No Jacket Required (Remastered)
In the early ’80s, Phil Collins commandeered Genesis’ transition from prog-rock standard-bearers to Top 40 hit machine, while launching his own immensely successful solo career. But 1985 was truly the Year of the Phil, when, in the wake of Genesis’ self-titled 1983 chart-topper and his own GRAMMYⓇ-winning theme song for the film Against All Odds, Collins dropped his blockbuster third record, No Jacket Required. The album not only served as the height of Collins’ incomparable ‘80s hot streak, it also became a defining sonic document of the era—with all the sax solos, squealing guitars, glossy synths, and percolating programmed drum beats to prove it. Up to this point in his solo career, Collins tended to vacillate between reverential ‘60s-retro homage and modern production techniques, but No Jacket Required effortlessly fused the two into a glitzy Motown-meets-MTV sound every bit as funky and frisky as what pop juggernauts like Madonna, Prince, and Michael Jackson were pumping out at the time. On irresistible opener “Sussudio” and its similarly styled companion “Who Said I Would,” Collins proved that he too could party like it’s 1999, with synth stabs and brass jabs that thrust you onto the dance floor with all the subtlety of an electric cattle prod.

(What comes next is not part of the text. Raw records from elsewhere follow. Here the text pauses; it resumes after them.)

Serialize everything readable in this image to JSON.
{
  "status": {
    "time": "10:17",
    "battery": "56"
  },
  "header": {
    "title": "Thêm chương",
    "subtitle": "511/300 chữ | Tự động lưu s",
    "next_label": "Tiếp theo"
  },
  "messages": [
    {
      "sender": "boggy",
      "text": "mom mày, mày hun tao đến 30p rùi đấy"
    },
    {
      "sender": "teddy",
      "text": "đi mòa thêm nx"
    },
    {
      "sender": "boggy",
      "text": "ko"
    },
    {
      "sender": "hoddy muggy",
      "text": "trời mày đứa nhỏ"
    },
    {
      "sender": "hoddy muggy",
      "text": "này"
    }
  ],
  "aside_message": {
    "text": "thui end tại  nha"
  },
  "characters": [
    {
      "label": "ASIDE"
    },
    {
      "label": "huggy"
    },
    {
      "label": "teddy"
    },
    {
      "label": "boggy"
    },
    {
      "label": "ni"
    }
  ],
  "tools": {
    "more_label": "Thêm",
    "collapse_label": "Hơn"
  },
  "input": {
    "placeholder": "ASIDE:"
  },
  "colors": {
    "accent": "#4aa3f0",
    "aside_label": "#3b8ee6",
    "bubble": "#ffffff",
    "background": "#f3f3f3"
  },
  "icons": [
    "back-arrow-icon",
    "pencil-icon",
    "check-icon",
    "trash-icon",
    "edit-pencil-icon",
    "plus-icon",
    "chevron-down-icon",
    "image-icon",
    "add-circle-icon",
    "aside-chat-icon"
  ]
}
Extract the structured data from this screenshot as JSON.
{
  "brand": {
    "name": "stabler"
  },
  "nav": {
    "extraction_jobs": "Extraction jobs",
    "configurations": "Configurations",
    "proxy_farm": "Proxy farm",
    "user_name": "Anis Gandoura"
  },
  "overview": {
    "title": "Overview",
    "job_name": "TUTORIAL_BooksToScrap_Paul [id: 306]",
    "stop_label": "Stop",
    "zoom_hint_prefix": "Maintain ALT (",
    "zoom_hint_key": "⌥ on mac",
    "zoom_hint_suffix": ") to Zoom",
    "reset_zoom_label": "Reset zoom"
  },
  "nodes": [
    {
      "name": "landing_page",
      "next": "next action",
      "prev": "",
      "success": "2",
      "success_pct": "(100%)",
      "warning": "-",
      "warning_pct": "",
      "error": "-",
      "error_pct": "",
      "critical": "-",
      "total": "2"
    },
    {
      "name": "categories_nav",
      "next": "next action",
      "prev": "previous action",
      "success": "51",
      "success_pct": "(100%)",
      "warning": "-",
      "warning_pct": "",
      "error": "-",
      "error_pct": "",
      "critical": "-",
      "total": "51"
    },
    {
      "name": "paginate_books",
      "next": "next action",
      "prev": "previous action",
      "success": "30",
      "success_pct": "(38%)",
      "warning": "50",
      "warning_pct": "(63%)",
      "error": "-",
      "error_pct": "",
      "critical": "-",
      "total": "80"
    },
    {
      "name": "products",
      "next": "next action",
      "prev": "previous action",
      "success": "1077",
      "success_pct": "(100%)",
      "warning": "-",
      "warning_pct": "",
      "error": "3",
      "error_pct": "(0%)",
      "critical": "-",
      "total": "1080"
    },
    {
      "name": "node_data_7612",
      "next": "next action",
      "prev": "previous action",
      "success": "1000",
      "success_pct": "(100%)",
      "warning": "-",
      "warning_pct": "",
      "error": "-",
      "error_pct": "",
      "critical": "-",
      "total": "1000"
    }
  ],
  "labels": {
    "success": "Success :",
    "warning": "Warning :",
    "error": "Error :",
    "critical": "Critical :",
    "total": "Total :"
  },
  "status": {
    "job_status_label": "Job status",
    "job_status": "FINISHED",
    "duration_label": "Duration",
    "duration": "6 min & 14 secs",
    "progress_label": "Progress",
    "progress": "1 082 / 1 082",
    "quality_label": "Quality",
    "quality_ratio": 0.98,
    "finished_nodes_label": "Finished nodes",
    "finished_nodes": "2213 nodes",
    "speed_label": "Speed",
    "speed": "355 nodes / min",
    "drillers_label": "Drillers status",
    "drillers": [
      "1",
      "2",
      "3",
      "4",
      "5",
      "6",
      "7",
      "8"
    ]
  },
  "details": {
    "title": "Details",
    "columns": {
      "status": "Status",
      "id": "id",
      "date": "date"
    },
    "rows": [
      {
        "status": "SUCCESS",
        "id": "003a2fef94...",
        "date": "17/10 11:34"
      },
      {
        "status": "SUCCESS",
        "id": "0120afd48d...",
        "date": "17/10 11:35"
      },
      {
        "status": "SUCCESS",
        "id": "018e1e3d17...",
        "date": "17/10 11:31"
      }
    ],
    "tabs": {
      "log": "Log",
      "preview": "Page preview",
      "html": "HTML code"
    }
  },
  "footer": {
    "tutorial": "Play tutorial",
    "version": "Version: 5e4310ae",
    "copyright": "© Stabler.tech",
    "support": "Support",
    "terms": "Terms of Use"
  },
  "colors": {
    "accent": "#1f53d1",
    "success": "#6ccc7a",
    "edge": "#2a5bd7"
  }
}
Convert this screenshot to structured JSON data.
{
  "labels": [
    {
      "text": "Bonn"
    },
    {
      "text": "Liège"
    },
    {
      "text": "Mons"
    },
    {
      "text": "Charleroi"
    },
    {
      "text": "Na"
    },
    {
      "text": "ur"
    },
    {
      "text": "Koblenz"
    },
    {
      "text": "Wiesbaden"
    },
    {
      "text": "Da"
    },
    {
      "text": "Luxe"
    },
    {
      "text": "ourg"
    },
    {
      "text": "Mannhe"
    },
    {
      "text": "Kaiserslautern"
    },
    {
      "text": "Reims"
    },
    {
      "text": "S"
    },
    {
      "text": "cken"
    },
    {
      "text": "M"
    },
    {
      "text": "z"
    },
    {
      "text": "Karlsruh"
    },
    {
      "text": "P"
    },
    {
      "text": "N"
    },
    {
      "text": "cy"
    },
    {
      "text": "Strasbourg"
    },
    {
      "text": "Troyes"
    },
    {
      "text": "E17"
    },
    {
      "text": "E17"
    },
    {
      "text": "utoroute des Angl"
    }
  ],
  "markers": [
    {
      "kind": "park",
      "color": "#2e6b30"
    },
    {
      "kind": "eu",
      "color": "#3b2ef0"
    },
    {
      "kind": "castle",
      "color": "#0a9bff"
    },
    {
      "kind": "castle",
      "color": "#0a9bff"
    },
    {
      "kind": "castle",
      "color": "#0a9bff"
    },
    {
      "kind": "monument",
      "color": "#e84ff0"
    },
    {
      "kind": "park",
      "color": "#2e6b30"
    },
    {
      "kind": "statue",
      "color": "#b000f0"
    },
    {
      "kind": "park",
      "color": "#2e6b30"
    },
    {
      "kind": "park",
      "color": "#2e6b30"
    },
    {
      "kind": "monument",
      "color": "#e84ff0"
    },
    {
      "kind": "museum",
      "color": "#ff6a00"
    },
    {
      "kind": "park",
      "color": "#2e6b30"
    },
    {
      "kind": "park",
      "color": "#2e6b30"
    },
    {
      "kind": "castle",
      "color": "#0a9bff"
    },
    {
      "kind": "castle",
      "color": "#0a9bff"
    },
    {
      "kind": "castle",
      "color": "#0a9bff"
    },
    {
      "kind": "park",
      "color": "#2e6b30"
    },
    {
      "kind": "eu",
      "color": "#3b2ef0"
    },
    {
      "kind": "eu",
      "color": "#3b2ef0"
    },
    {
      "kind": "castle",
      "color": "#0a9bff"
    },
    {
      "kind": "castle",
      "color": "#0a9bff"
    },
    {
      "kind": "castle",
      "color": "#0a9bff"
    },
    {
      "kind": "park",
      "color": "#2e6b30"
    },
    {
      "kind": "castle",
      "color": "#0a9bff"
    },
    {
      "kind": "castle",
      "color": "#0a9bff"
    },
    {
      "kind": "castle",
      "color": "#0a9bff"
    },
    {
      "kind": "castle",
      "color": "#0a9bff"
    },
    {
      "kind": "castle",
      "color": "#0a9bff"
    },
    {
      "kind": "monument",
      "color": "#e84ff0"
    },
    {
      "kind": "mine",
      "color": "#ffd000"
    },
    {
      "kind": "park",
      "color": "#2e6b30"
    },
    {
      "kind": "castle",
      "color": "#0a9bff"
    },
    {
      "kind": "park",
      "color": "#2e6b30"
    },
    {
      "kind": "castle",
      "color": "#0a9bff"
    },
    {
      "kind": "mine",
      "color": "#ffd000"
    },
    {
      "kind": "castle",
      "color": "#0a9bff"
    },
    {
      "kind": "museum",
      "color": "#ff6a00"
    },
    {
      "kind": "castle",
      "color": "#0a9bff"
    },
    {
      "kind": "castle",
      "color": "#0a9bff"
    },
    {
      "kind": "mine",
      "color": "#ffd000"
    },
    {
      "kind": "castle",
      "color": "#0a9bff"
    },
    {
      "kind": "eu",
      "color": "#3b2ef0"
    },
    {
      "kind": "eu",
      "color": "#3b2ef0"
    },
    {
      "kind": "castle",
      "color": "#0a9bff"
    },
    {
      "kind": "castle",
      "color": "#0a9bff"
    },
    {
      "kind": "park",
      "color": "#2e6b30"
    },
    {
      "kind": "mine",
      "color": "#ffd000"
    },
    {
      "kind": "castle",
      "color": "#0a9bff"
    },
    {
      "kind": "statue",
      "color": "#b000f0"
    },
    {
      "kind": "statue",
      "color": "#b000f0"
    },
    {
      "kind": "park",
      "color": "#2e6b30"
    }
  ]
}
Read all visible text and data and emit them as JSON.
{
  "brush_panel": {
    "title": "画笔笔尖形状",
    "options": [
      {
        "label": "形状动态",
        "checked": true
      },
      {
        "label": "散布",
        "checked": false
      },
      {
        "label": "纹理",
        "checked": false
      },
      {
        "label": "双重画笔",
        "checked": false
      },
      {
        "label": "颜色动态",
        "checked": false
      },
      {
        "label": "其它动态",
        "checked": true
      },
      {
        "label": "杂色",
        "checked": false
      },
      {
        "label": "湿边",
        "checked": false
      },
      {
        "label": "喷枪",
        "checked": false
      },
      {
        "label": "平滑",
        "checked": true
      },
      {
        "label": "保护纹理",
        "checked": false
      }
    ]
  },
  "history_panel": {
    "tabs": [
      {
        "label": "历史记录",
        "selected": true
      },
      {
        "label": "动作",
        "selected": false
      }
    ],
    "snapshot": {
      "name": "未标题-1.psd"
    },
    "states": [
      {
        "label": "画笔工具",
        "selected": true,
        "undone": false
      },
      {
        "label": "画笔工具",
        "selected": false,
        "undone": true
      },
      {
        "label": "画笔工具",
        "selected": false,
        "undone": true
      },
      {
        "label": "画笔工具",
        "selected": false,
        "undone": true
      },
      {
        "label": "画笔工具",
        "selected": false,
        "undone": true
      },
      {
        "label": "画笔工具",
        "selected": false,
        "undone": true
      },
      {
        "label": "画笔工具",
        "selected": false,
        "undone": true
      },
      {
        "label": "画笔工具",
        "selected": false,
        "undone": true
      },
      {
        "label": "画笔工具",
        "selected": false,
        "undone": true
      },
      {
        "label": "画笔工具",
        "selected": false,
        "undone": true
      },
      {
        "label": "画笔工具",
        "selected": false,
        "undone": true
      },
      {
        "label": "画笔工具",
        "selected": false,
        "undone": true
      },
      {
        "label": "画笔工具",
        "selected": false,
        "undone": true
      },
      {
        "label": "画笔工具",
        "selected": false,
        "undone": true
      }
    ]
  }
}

The album also reinforced Collins’ status as a master balladeer, whether he was slinking into the soft-focus romantic reverie “One More Night” or wading into politically charged terrain on the equally exotic and ominous “Long Long Way to Go.” But on a record where every song could’ve been a hit single—and half of them actually were—Collins saves the best for last with the towering “Take Me Home.” It’s a track that perfectly encapsulates his ‘80s imperial phase, where even a song that grimly details a man’s descent into madness couldn’t help but sound like a heaven-sent inspirational anthem.